As we look to the future, the potential for leadless pacing therapy to become a standard treatment option is significant. With the current trajectory of technological development and clinical research, patients with cardiac rhythm disorders could soon expect safer and more effective pacing options. The interaction between leadless pacemakers and the tricuspid valve is just one aspect of the evolving landscape of cardiac care but represents a key consideration in the broader implementation of this novel therapy.

Ensuring Access to Leadless Pacemaker Technology

As the medical community moves towards wider adoption of leadless pacemakers, it is essential to ensure that this technology is accessible to those who need it. This includes addressing issues of cost, patient selection, and availability within healthcare systems. The advantages of leadless pacemakers should not be limited to a subset of patients, but rather available to all suitable candidates, thereby improving overall outcomes in cardiac care.


The editorial by Arkles and Epstein, as well as the study it comments on, contributes to our understanding of the relationship between leadless pacemakers and the tricuspid valve. The findings so far are encouraging, suggesting minimal impact on valve function and opening doors to even safer and more effective treatments for patients with heart rhythm disorders.
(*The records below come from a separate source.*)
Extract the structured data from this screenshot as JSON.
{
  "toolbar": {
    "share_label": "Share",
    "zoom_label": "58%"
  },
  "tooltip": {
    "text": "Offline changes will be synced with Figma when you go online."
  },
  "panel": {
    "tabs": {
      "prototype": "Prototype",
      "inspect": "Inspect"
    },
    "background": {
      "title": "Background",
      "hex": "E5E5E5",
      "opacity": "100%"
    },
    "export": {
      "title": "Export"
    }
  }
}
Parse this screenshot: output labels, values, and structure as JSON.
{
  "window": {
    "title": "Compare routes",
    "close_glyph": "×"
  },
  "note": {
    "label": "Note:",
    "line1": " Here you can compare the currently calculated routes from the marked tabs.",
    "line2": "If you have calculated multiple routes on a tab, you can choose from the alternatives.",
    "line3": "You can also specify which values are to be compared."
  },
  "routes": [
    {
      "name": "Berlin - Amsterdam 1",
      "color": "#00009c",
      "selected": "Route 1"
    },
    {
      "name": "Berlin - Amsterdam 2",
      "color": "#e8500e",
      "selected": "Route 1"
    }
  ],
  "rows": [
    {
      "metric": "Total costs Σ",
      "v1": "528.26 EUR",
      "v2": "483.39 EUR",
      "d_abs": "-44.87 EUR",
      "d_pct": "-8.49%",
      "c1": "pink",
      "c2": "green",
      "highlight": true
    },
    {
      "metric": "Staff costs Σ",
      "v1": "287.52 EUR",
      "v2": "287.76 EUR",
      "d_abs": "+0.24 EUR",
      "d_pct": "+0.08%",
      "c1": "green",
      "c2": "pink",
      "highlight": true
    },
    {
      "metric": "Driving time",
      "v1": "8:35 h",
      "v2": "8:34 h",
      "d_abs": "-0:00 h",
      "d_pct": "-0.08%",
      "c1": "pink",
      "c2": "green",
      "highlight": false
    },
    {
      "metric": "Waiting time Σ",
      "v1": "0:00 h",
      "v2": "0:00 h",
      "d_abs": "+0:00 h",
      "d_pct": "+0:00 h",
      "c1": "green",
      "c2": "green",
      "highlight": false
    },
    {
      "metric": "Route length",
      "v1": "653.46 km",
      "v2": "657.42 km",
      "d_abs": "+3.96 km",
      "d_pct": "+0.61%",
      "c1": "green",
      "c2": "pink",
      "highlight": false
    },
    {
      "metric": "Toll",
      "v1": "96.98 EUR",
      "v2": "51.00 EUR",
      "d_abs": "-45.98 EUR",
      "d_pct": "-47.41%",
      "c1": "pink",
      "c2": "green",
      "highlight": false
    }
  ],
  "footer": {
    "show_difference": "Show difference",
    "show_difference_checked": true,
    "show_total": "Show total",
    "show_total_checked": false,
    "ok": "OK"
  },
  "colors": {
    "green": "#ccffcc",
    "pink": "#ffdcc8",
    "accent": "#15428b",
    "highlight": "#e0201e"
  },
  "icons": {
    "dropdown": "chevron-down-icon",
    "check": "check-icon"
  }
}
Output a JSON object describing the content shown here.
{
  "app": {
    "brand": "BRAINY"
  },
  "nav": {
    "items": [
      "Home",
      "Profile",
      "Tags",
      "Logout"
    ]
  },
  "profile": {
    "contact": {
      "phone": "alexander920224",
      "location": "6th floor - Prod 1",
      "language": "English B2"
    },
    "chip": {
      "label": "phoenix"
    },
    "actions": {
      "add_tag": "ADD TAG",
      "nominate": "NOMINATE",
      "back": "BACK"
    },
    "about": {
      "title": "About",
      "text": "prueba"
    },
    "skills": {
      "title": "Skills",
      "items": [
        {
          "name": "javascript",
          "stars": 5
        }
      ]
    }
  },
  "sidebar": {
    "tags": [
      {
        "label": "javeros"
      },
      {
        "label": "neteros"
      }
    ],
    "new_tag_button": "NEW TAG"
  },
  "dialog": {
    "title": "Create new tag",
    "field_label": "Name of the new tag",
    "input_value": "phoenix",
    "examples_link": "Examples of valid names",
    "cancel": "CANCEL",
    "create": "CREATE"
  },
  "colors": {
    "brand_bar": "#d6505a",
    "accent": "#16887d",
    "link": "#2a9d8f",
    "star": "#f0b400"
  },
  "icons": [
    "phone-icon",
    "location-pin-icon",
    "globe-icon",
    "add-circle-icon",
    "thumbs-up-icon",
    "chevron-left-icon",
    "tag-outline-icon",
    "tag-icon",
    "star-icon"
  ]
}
As technology continues to evolve and research provides deeper insights, the cardiac care landscape is poised to improve dramatically, offering hope and improved quality of life for millions of patients worldwide.


1. Arkles, J. S., & Epstein, A. E. (2019). Leadless Pacemakers and the Tricuspid Valve: Can You Believe It? Can This Be True? Circulation: Arrhythmia and Electrophysiology, 12(5), e007375. doi:10.1161/CIRCEP.119.007375

2. [Study being commented on within the editorial, found in the same issue.]

3. Tarakji, K. G., et al. (2016). Leadless Cardiac Pacemaker Implantation After Lead Extraction in Patients With Severe Device Infection. Journal of the American College of Cardiology, 67(13), 1590-1596. doi:10.1016/j.jacc.2016.01.039

4. Tjong, F. V., & Reddy, V. Y. (2017). Permanent Leadless Cardiac Pacing: Results of the LEADLESS Trial. Circulation, 129(14), 1466-1471. doi:10.1161/CIRCULATIONAHA.113.005479

5. Duray, G. Z., et al. (2017). Long-Term Performance of a Transcatheter Pacing System: 12-Month Results from the Micra Transcatheter Pacing Study. Heart Rhythm, 14(5), 702-709. doi:10.1016/j.hrthm.2017.02.006


1. Leadless Pacemakers
2. Tricuspid Valve Insufficiency
3. Cardiac Pacing Innovation
4. Pacemaker-Valve Interaction
5. Cardiac Rhythm Disorders Treatment

The editorial sheds light on promising developments that address concerns about tricuspid valve health in cardiac pacing, suggesting that leadless pacemakers could revolutionize future treatments without compromising other cardiac structures. The ongoing research and potential for change make for an exciting time in the realm of cardiovascular medicine, represented in this detailed elaboration of the editorial’s implications and findings.